The state Senate held a hearing on how New York can join 15 other states and implement automatic voter registration. Advocates said it could result in 2 million more registered voters in a state that has one of the worst records for voter registration and participation.
Under the proposal, instead of opting in to vote, residents would opt out.
Currently, potential voters who go to a state agency, most commonly the DMV, for a service, are asked if they would also like to register to vote. Under the proposed system, the potential voter would be automatically registered to vote, but they would have the option of declining to be registered.
See full story here. Some interesting related research was published in the Election Law Journal where authors Quan Li, Michael J. Pomante II, and Scot Schraufnagel outline an innovative voting index system in their report titled “Cost of Voting in the American States”. The index helps reveal amazing data on how voting barriers vary by state.
According to the index’s findings for 2016, “voting was most difficult in Mississippi and… voting was easiest in Oregon, which was the only state to make use of automatic voter registration in 2016”. The poor state of Mississippi’s democracy should be a surprise to no one. Mississippi has no online voter registration system, no same-day voter registration, and no early voting.
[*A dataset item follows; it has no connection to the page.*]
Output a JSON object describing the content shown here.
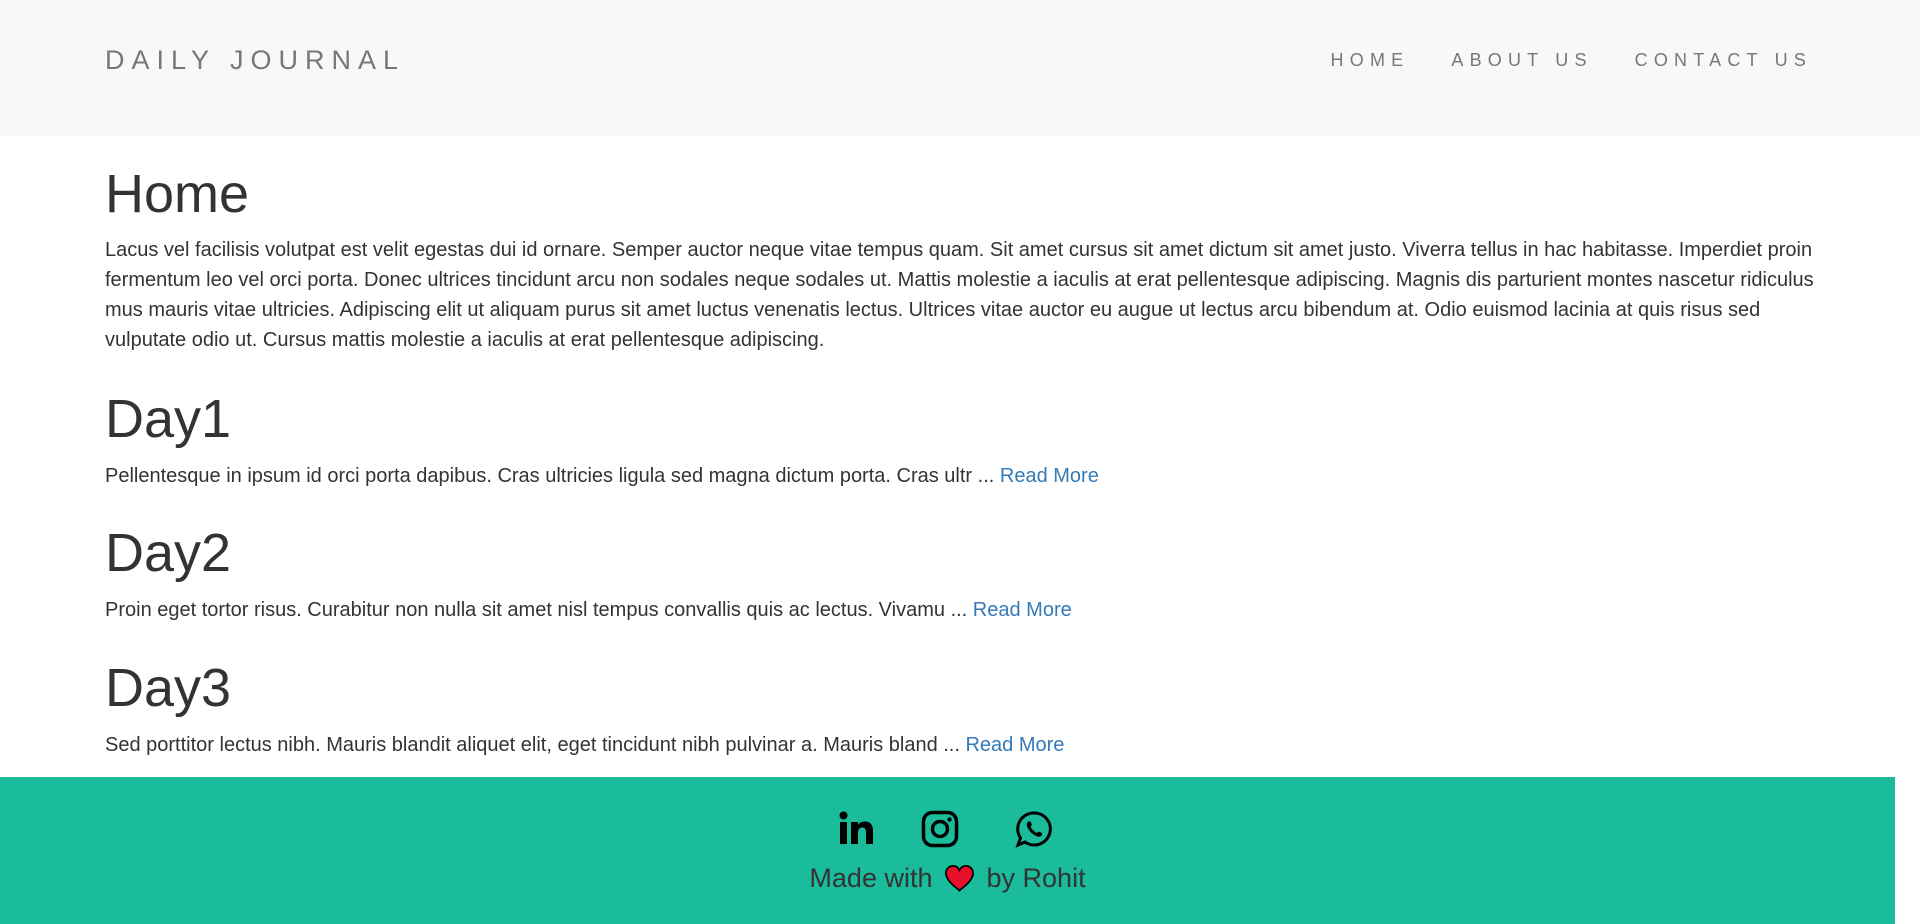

Photo ID is required. As a result of state voting laws, this year “little more than 13 percent of Mississippi’s registered voters (245,100 people) cast ballots in the June Republican and Democratic primaries”.